## Work instructions
Return a copy of every line in the records that includes the word "복리후생".

## Given data
════════════════════

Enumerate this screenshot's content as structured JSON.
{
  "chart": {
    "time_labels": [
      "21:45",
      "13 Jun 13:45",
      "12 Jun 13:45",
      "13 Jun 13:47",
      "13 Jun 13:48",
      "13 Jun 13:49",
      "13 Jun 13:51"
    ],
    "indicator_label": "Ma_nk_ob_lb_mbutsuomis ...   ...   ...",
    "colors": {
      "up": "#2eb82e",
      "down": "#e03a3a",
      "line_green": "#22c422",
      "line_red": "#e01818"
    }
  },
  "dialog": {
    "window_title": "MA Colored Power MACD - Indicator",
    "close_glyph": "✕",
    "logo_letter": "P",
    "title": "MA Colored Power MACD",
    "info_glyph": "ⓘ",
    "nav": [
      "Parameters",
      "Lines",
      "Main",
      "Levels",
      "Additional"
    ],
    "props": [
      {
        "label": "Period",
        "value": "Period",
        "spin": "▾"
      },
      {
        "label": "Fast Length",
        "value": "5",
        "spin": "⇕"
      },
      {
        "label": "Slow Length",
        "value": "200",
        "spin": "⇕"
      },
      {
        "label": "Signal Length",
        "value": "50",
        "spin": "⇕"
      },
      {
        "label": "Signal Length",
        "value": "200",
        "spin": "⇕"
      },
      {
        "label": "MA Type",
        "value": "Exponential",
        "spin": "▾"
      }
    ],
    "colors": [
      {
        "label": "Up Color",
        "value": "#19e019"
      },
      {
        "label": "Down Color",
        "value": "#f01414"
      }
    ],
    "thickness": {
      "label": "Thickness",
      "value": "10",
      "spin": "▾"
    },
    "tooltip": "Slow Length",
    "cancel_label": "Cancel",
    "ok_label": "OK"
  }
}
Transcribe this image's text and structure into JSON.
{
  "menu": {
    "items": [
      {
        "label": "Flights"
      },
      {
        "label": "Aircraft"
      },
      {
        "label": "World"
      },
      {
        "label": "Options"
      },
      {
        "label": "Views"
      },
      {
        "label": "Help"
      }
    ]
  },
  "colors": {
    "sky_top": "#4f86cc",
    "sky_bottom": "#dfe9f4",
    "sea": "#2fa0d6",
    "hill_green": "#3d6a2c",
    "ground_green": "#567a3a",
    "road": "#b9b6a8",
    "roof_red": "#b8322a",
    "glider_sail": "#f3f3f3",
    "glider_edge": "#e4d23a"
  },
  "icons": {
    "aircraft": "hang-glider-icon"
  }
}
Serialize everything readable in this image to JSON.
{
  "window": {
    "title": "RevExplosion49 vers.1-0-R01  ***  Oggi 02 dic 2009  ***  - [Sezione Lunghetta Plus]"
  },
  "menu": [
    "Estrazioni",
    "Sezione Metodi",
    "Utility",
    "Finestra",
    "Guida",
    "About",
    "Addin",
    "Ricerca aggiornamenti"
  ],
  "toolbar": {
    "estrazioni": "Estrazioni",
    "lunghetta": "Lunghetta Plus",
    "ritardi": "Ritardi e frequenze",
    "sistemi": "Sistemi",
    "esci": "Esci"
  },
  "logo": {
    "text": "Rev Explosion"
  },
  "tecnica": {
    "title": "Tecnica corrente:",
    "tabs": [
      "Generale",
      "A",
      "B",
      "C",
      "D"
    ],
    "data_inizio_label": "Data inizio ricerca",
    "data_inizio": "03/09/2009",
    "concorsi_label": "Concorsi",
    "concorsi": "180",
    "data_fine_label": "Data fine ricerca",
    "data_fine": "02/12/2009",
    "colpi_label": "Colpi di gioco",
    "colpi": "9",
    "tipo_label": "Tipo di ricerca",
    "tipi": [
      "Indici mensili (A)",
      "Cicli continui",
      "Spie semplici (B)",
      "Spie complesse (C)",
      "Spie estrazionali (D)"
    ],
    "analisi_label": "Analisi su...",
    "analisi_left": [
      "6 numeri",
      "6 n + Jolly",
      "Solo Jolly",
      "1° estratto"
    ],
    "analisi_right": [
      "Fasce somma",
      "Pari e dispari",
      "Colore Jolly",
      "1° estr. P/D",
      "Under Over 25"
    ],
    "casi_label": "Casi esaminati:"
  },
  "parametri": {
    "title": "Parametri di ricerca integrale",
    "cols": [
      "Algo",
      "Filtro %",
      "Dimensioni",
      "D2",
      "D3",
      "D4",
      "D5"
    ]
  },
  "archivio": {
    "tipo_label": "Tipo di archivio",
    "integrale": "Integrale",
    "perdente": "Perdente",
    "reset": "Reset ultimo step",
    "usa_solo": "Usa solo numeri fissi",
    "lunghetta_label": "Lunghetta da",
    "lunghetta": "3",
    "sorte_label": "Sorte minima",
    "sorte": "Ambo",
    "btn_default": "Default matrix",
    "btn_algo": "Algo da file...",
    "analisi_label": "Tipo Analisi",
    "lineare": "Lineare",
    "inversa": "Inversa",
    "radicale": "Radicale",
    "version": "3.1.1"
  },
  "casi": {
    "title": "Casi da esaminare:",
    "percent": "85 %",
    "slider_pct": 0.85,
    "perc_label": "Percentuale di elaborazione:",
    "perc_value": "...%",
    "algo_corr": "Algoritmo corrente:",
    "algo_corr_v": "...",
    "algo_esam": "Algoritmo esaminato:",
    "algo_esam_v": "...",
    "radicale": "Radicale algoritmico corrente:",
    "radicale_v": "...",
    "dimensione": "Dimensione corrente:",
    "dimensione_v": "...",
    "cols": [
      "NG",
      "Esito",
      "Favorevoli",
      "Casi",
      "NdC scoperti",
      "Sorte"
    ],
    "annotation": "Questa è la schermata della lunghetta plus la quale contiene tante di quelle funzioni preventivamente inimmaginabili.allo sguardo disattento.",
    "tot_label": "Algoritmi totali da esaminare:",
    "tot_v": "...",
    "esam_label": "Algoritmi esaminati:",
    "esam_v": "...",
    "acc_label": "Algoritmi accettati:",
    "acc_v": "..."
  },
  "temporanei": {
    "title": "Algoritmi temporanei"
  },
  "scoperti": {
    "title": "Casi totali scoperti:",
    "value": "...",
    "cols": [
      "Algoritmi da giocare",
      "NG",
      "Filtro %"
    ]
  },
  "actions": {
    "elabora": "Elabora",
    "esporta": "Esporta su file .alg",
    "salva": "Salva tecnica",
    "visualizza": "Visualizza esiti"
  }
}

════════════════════

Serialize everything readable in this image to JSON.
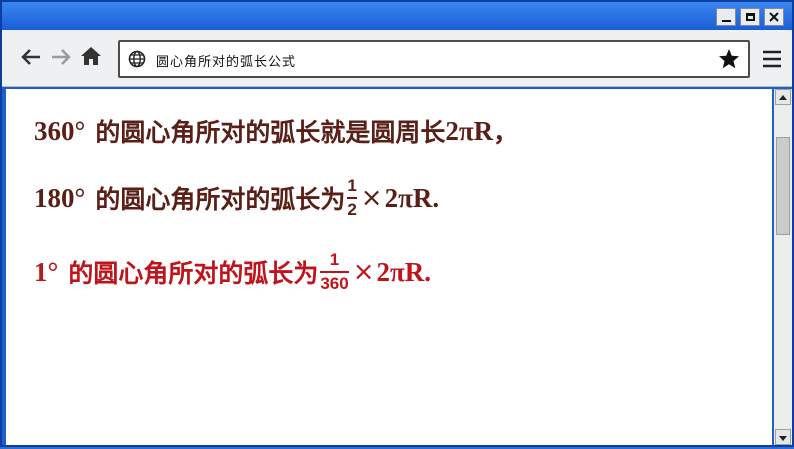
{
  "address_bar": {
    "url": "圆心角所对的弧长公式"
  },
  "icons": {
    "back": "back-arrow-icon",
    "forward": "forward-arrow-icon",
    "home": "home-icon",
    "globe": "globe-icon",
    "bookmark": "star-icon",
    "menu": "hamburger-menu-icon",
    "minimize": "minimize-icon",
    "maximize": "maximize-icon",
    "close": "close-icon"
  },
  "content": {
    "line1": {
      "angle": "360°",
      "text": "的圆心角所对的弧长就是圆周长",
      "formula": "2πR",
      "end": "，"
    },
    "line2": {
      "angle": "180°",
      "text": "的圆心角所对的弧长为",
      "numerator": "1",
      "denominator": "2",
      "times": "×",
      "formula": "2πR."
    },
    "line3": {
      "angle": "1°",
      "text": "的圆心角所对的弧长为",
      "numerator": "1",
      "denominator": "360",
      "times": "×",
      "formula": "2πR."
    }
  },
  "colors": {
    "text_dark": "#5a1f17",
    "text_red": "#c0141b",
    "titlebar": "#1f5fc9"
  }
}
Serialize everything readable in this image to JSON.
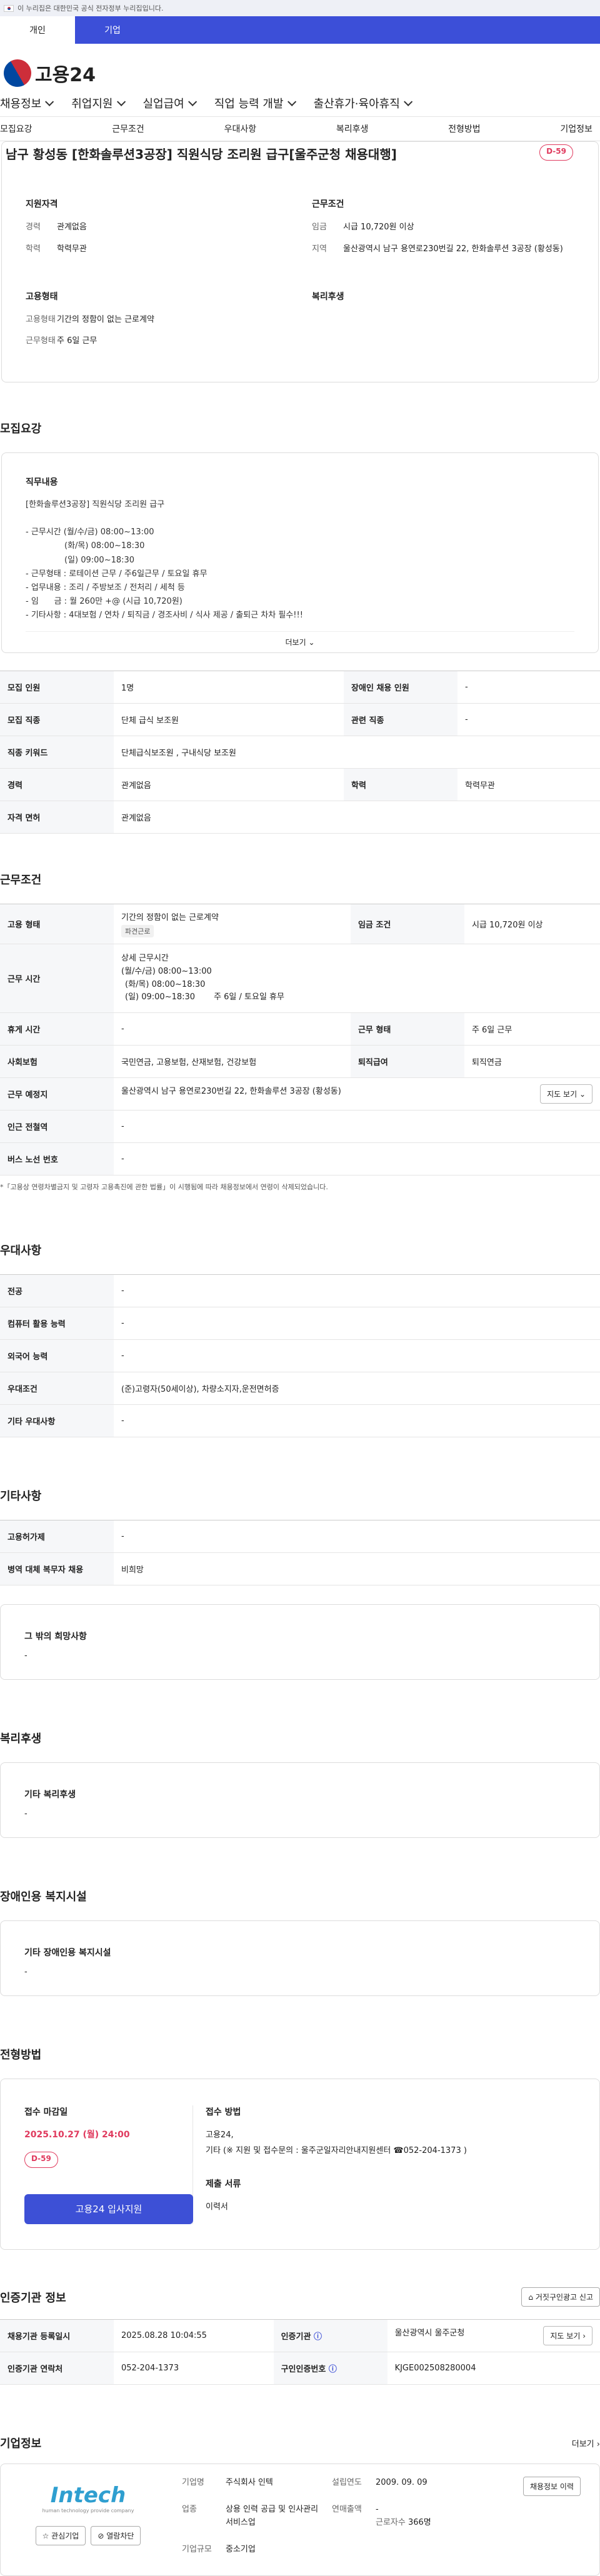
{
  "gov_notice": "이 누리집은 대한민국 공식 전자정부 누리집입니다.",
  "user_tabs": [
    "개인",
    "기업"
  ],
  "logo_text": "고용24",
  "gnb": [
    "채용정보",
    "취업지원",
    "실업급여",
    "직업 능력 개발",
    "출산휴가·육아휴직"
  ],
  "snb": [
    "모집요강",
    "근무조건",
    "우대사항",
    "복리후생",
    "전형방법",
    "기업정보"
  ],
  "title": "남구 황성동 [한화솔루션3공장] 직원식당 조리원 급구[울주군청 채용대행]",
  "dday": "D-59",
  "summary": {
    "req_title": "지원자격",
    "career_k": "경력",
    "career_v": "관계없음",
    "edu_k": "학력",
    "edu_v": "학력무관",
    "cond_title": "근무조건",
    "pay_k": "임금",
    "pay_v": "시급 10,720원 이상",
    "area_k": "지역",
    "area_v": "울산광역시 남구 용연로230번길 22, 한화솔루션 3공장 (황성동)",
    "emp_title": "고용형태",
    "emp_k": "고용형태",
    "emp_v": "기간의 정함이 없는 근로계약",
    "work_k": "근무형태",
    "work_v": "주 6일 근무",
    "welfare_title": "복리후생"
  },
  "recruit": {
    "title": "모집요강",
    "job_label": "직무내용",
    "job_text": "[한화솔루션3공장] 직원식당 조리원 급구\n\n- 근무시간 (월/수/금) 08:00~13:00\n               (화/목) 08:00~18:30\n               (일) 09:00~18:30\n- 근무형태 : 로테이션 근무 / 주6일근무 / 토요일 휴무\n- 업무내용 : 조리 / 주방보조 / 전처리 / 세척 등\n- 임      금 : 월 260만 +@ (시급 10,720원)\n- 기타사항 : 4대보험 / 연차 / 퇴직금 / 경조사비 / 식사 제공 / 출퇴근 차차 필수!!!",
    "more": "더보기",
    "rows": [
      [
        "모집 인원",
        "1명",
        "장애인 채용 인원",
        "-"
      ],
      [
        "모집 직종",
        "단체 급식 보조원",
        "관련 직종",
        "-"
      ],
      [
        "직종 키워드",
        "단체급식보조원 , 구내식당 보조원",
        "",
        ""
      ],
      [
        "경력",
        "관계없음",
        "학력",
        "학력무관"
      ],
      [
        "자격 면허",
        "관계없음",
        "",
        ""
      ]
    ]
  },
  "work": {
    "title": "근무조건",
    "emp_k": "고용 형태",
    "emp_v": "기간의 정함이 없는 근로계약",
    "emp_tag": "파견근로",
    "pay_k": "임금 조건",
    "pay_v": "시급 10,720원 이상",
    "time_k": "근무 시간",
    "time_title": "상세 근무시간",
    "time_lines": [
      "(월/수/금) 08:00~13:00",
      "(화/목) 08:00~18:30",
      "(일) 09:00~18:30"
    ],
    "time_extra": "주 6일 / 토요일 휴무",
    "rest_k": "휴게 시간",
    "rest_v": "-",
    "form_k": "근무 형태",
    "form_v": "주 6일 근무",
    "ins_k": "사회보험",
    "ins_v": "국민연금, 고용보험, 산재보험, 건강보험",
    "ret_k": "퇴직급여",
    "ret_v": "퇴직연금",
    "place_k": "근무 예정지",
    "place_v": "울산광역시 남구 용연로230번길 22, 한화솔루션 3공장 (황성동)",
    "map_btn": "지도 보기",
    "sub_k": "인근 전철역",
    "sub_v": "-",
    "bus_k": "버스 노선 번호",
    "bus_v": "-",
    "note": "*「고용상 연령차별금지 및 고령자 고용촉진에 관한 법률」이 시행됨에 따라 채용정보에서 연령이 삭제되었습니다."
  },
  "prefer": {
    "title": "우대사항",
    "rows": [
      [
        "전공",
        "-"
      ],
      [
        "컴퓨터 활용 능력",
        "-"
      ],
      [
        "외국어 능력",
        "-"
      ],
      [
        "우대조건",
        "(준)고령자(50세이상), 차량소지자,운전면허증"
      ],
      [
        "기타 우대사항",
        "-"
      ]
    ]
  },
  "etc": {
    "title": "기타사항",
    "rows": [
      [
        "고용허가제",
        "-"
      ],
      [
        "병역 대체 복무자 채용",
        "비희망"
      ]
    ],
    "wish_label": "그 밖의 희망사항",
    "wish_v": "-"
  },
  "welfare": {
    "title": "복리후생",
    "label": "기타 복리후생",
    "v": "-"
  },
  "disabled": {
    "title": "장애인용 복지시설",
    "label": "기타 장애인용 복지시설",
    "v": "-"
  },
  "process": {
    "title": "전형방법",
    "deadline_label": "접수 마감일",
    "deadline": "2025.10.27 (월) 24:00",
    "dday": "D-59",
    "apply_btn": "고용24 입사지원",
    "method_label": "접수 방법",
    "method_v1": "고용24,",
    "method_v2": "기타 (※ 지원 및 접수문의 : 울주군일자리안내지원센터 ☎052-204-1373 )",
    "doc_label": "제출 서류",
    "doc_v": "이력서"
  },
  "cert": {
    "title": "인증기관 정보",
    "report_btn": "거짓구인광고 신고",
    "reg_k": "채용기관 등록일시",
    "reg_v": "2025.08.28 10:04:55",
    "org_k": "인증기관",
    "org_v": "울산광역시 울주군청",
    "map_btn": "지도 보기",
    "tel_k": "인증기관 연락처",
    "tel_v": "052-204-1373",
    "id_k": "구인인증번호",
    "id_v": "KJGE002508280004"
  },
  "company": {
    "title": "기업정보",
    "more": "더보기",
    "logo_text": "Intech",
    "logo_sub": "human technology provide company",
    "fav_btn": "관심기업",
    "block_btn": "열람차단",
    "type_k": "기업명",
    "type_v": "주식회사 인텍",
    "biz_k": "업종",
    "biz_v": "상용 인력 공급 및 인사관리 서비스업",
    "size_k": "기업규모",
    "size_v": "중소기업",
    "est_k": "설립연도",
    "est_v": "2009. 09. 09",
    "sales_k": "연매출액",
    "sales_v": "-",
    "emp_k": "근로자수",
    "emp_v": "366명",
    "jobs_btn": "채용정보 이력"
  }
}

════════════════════

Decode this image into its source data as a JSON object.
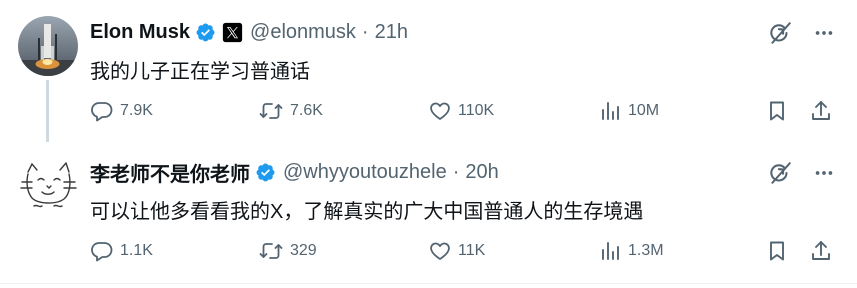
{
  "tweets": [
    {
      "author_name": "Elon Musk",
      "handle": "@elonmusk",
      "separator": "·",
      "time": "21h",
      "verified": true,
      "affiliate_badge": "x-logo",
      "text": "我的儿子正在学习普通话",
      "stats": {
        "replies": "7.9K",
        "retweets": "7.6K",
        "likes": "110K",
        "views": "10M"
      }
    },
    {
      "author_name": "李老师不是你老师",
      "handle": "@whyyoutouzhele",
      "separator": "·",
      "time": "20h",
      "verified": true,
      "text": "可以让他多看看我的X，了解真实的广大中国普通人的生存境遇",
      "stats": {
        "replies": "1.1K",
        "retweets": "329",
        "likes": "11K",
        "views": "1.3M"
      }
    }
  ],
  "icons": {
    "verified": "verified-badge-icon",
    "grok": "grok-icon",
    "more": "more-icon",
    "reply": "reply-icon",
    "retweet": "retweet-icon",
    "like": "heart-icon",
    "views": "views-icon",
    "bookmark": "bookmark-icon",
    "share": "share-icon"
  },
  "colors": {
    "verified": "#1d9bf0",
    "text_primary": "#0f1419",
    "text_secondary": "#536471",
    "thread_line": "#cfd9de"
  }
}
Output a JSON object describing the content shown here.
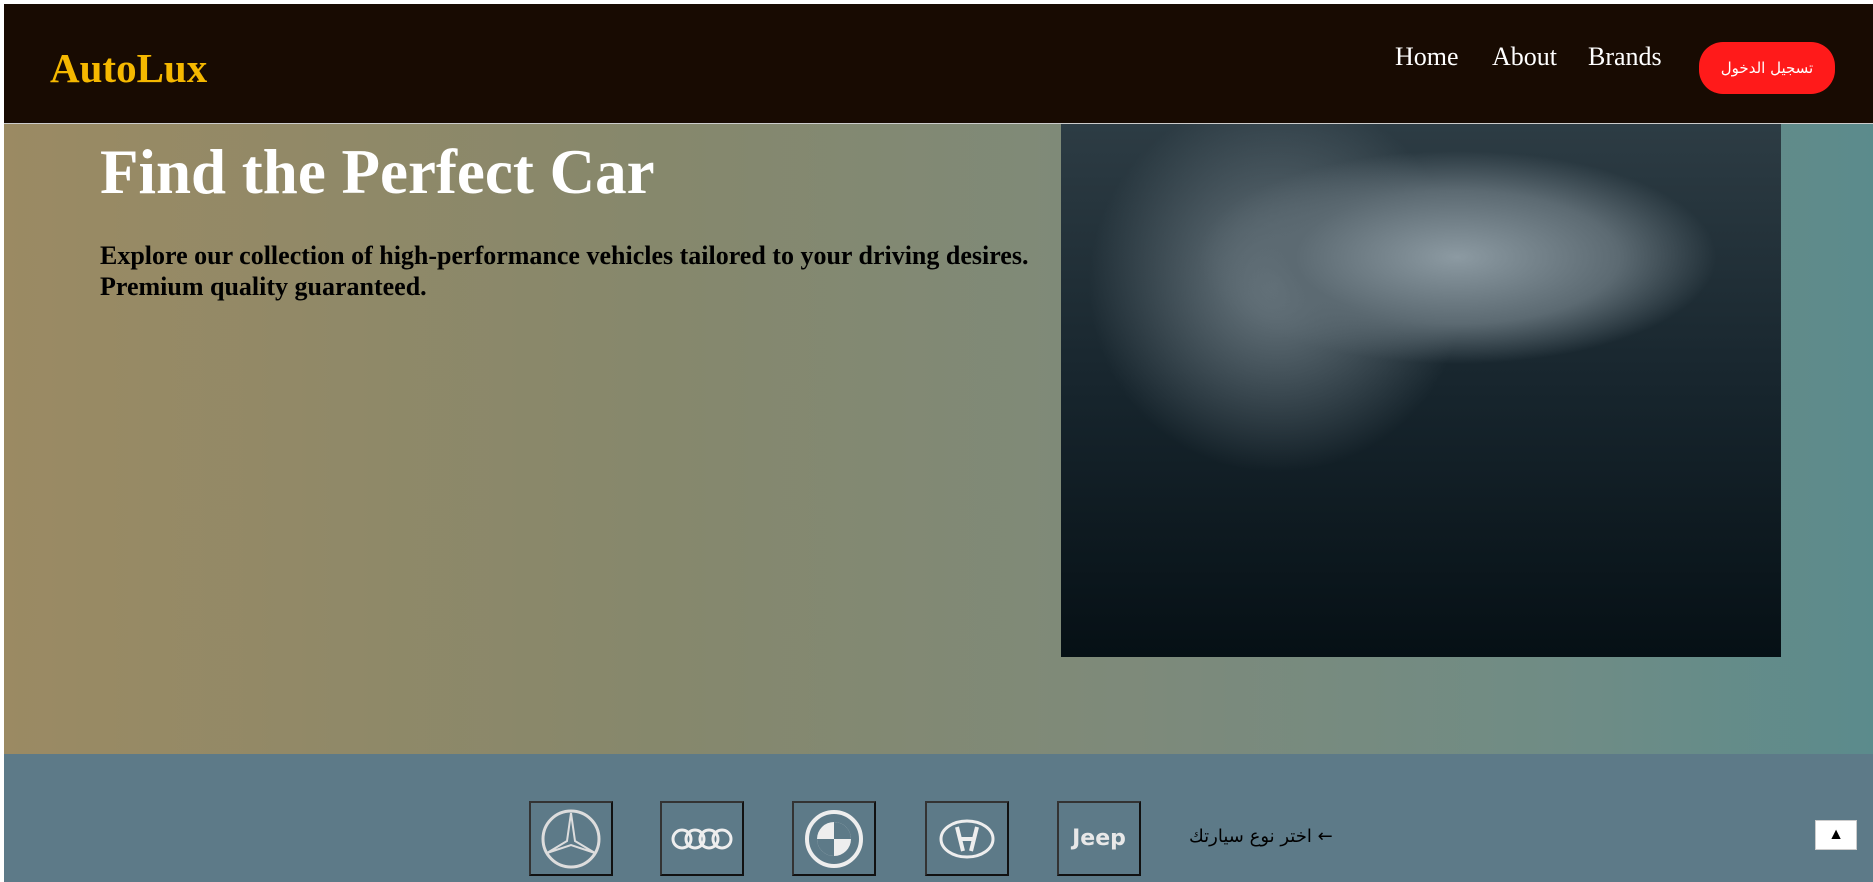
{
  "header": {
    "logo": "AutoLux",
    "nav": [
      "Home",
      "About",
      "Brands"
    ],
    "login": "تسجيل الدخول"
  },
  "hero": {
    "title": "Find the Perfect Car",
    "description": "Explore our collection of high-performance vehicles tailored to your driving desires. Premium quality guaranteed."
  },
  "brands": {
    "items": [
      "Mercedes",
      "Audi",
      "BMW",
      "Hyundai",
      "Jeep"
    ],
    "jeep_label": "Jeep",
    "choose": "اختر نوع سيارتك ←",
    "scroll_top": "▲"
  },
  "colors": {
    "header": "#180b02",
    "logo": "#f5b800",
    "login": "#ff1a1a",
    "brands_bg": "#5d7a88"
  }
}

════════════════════

## Task solution
    "복리후생",
    "welfare_title": "복리후생"
    "title": "복리후생",
    "label": "기타 복리후생",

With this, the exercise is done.